* **WORK REQUEST**:
A word-for-word copy of the entries below is required.

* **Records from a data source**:
◆ ◆ ◆ ◆ ◆ ◆ ◆

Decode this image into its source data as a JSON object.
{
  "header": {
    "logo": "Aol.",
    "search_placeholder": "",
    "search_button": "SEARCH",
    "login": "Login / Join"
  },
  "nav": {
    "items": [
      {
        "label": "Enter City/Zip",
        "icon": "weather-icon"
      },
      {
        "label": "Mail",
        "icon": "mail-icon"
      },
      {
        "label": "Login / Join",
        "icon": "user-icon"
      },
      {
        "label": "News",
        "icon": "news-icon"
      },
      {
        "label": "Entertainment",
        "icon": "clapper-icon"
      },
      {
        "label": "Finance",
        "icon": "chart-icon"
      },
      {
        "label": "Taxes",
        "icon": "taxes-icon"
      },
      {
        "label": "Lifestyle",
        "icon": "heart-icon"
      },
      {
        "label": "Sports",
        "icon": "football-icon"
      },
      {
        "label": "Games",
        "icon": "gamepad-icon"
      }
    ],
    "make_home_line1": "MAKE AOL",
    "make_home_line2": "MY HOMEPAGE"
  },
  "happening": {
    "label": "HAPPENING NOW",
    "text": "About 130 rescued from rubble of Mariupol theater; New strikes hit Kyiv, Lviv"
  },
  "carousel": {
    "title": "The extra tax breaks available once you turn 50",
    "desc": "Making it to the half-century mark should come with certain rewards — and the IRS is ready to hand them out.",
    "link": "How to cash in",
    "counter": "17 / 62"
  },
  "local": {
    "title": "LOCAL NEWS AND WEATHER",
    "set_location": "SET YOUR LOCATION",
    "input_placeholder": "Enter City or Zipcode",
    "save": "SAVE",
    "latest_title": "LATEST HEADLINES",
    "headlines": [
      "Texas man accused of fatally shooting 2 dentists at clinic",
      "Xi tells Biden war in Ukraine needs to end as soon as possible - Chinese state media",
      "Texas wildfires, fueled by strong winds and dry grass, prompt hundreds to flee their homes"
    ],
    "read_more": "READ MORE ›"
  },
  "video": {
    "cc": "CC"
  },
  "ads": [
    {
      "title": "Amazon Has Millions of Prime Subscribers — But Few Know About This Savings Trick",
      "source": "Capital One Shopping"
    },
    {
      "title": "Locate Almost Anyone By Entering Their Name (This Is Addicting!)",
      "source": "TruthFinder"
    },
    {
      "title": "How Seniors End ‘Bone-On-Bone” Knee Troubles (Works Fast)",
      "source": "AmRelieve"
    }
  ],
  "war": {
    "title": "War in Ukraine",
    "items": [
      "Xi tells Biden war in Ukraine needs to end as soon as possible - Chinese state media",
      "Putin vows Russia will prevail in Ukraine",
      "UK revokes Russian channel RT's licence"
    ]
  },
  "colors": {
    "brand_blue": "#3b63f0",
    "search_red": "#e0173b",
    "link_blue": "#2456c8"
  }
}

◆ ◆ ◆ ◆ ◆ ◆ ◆

* **ANSWER SPACE**:
Decode this image into its source data as a JSON object.
{
  "header": {
    "logo": "Aol.",
    "search_placeholder": "",
    "search_button": "SEARCH",
    "login": "Login / Join"
  },
  "nav": {
    "items": [
      {
        "label": "Enter City/Zip",
        "icon": "weather-icon"
      },
      {
        "label": "Mail",
        "icon": "mail-icon"
      },
      {
        "label": "Login / Join",
        "icon": "user-icon"
      },
      {
        "label": "News",
        "icon": "news-icon"
      },
      {
        "label": "Entertainment",
        "icon": "clapper-icon"
      },
      {
        "label": "Finance",
        "icon": "chart-icon"
      },
      {
        "label": "Taxes",
        "icon": "taxes-icon"
      },
      {
        "label": "Lifestyle",
        "icon": "heart-icon"
      },
      {
        "label": "Sports",
        "icon": "football-icon"
      },
      {
        "label": "Games",
        "icon": "gamepad-icon"
      }
    ],
    "make_home_line1": "MAKE AOL",
    "make_home_line2": "MY HOMEPAGE"
  },
  "happening": {
    "label": "HAPPENING NOW",
    "text": "About 130 rescued from rubble of Mariupol theater; New strikes hit Kyiv, Lviv"
  },
  "carousel": {
    "title": "The extra tax breaks available once you turn 50",
    "desc": "Making it to the half-century mark should come with certain rewards — and the IRS is ready to hand them out.",
    "link": "How to cash in",
    "counter": "17 / 62"
  },
  "local": {
    "title": "LOCAL NEWS AND WEATHER",
    "set_location": "SET YOUR LOCATION",
    "input_placeholder": "Enter City or Zipcode",
    "save": "SAVE",
    "latest_title": "LATEST HEADLINES",
    "headlines": [
      "Texas man accused of fatally shooting 2 dentists at clinic",
      "Xi tells Biden war in Ukraine needs to end as soon as possible - Chinese state media",
      "Texas wildfires, fueled by strong winds and dry grass, prompt hundreds to flee their homes"
    ],
    "read_more": "READ MORE ›"
  },
  "video": {
    "cc": "CC"
  },
  "ads": [
    {
      "title": "Amazon Has Millions of Prime Subscribers — But Few Know About This Savings Trick",
      "source": "Capital One Shopping"
    },
    {
      "title": "Locate Almost Anyone By Entering Their Name (This Is Addicting!)",
      "source": "TruthFinder"
    },
    {
      "title": "How Seniors End ‘Bone-On-Bone” Knee Troubles (Works Fast)",
      "source": "AmRelieve"
    }
  ],
  "war": {
    "title": "War in Ukraine",
    "items": [
      "Xi tells Biden war in Ukraine needs to end as soon as possible - Chinese state media",
      "Putin vows Russia will prevail in Ukraine",
      "UK revokes Russian channel RT's licence"
    ]
  },
  "colors": {
    "brand_blue": "#3b63f0",
    "search_red": "#e0173b",
    "link_blue": "#2456c8"
  }
}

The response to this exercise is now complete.